By Benjamin Deniston With the rise of a new strategic alliance on the planet centered around the BRICS nations, comes the potential for a scientifically valid conception of the creative nature of mankind to govern the planet, and beyond.

By William JonesOn the occasion of the 150th anniversary of his birth, it is fitting that we set the record straight and expose the fraud which has been imposed on an unknowing public by the Greenie acolytes of Russell and his cohorts.

By Meghan RouillardLife constitutes an integral part of the mechanism of the biosphere. It is that which clearly stands out in the study of the geochemical history of the chemical elements: biogeochemical processes, so important, always require the intervention of life.

By Benjamin DenistonHere Vernadsky directly addresses the evolution of life on Earth from the standpoint of his concepts of the distinct, but interacting phase-spaces of the biosphere, lithosphere, and noösphere, concluding that evolution has a direction, and a specific, irreversible form of progress...

By William JonesFather of the Periodic Table of Elements, Dmitiri Mendeleyev was an avid explorer.
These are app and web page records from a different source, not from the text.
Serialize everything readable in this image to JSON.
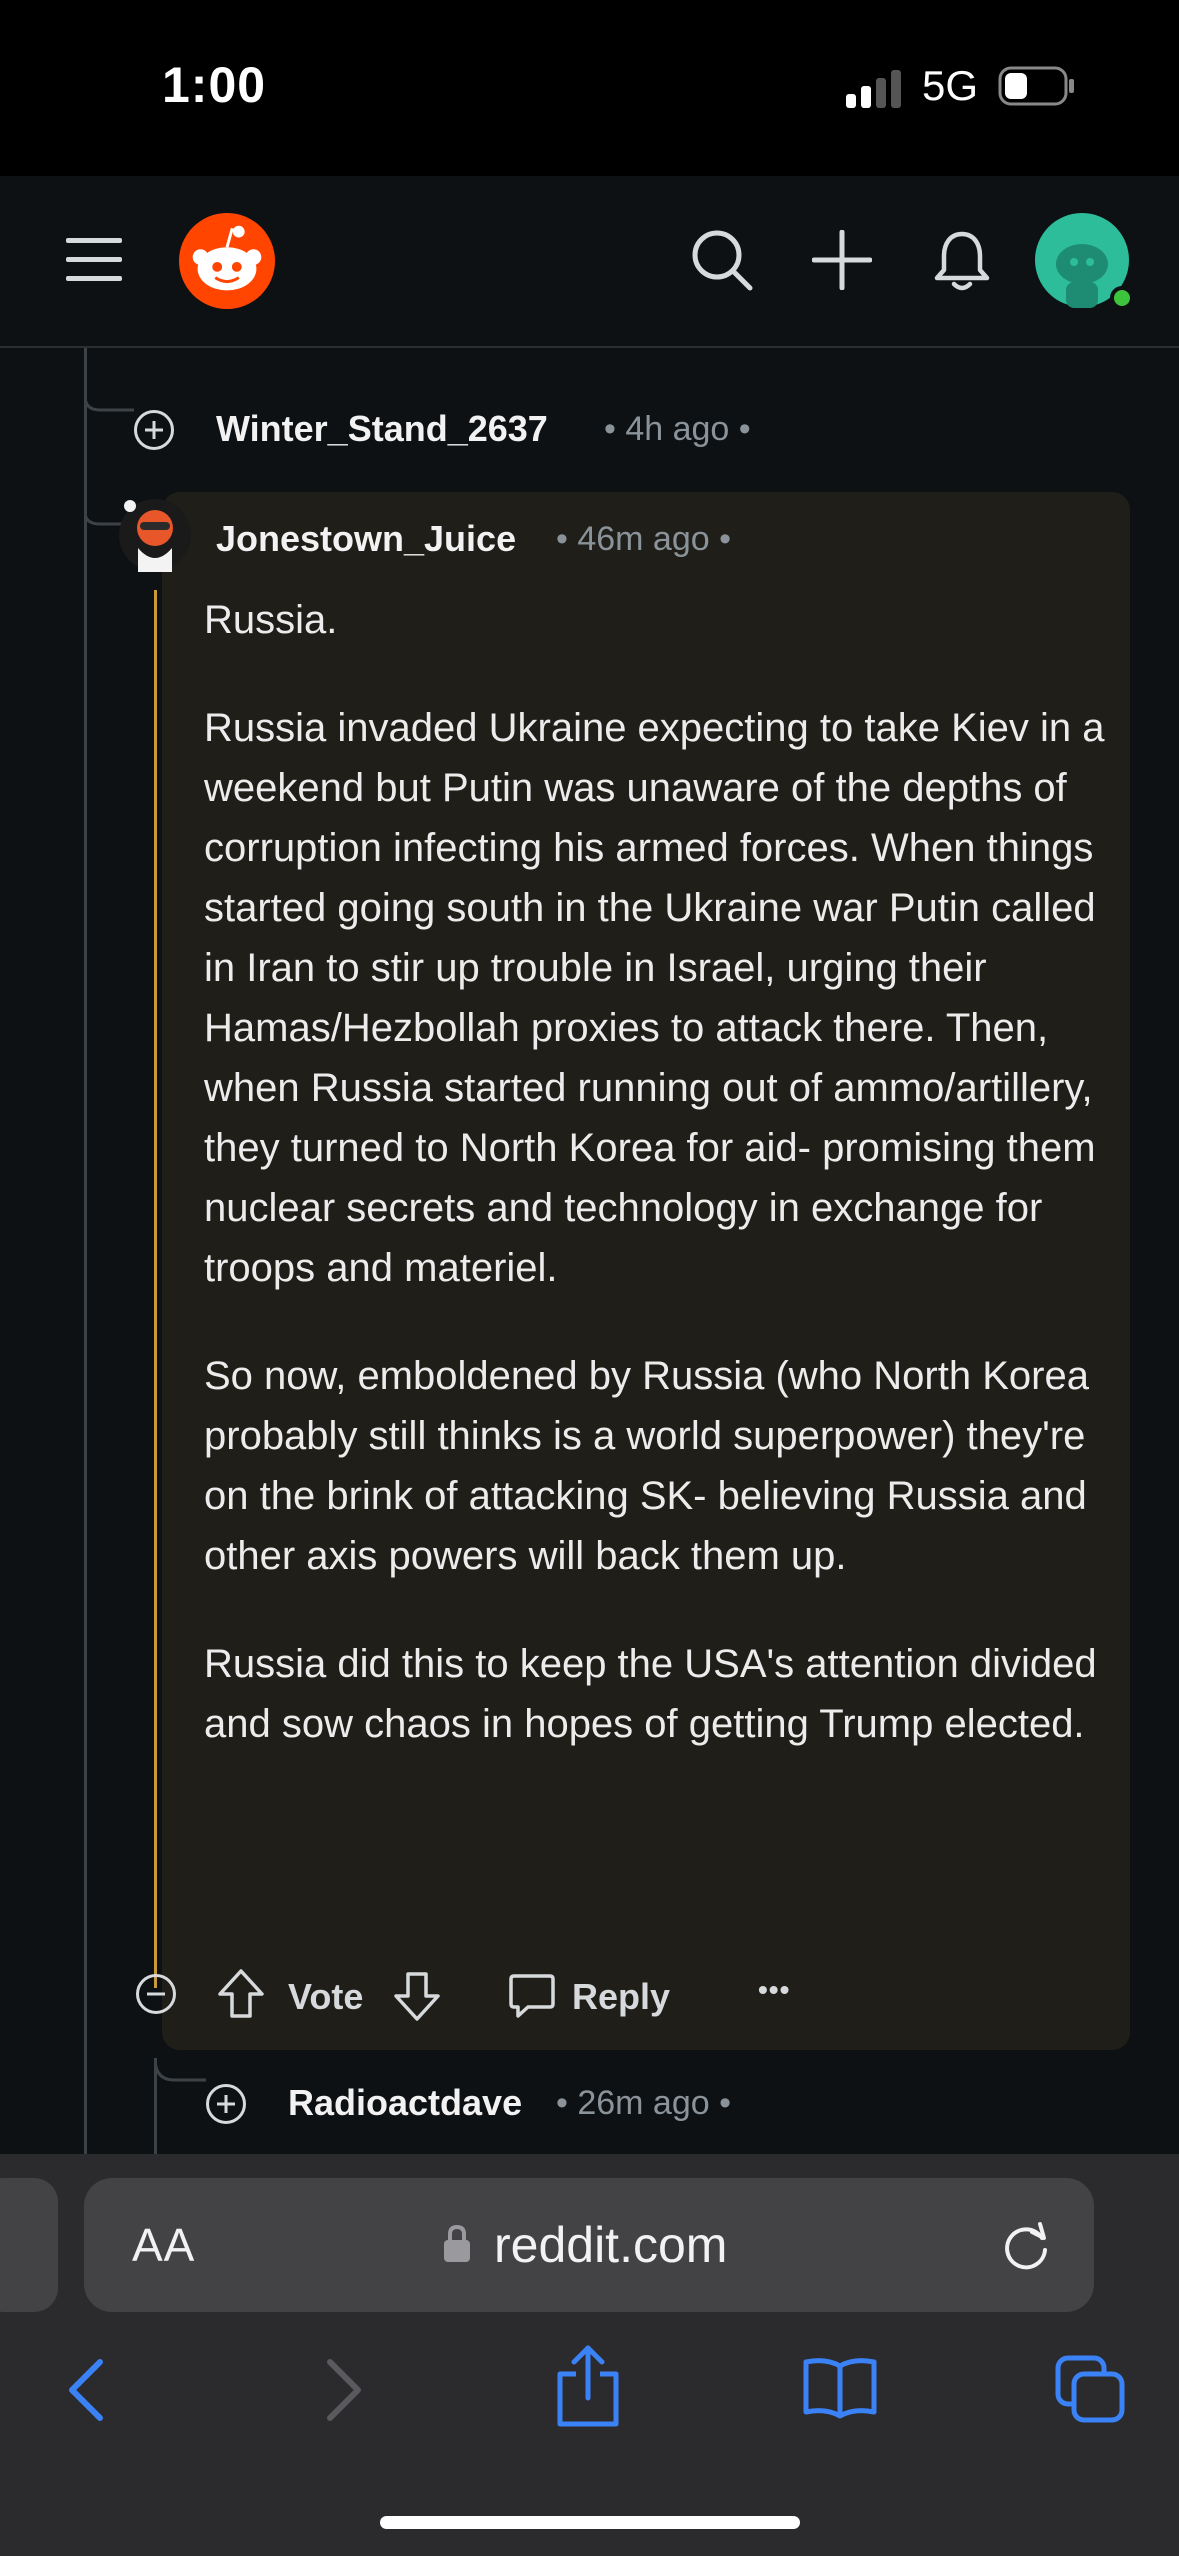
{
  "status_bar": {
    "time": "1:00",
    "network": "5G"
  },
  "header": {
    "app": "reddit"
  },
  "comments": {
    "parent": {
      "username": "Winter_Stand_2637",
      "meta": "• 4h ago •"
    },
    "highlighted": {
      "username": "Jonestown_Juice",
      "meta": "• 46m ago •",
      "paragraphs": [
        "Russia.",
        "Russia invaded Ukraine expecting to take Kiev in a weekend but Putin was unaware of the depths of corruption infecting his armed forces. When things started going south in the Ukraine war Putin called in Iran to stir up trouble in Israel, urging their Hamas/Hezbollah proxies to attack there. Then, when Russia started running out of ammo/artillery, they turned to North Korea for aid- promising them nuclear secrets and technology in exchange for troops and materiel.",
        "So now, emboldened by Russia (who North Korea probably still thinks is a world superpower) they're on the brink of attacking SK- believing Russia and other axis powers will back them up.",
        "Russia did this to keep the USA's attention divided and sow chaos in hopes of getting Trump elected."
      ],
      "actions": {
        "vote": "Vote",
        "reply": "Reply",
        "more": "•••"
      }
    },
    "child": {
      "username": "Radioactdave",
      "meta": "• 26m ago •"
    }
  },
  "browser": {
    "text_size_label": "AA",
    "url": "reddit.com"
  },
  "colors": {
    "accent": "#ff4500",
    "thread_highlight": "#c79a3a",
    "browser_icons": "#3b82f6"
  }
}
Here is what we believe to be its first English translation of a letter to Finance Minister Count Sergei Witte, and was first published in The Soviet Arctic, 1937, No. 6. November 14, 1901.

By Meghan RouillardHere we will review the case of Alexander Oparin, and compare his fallacious scientific arguments with respect to the origin of life with Vernadsky’s.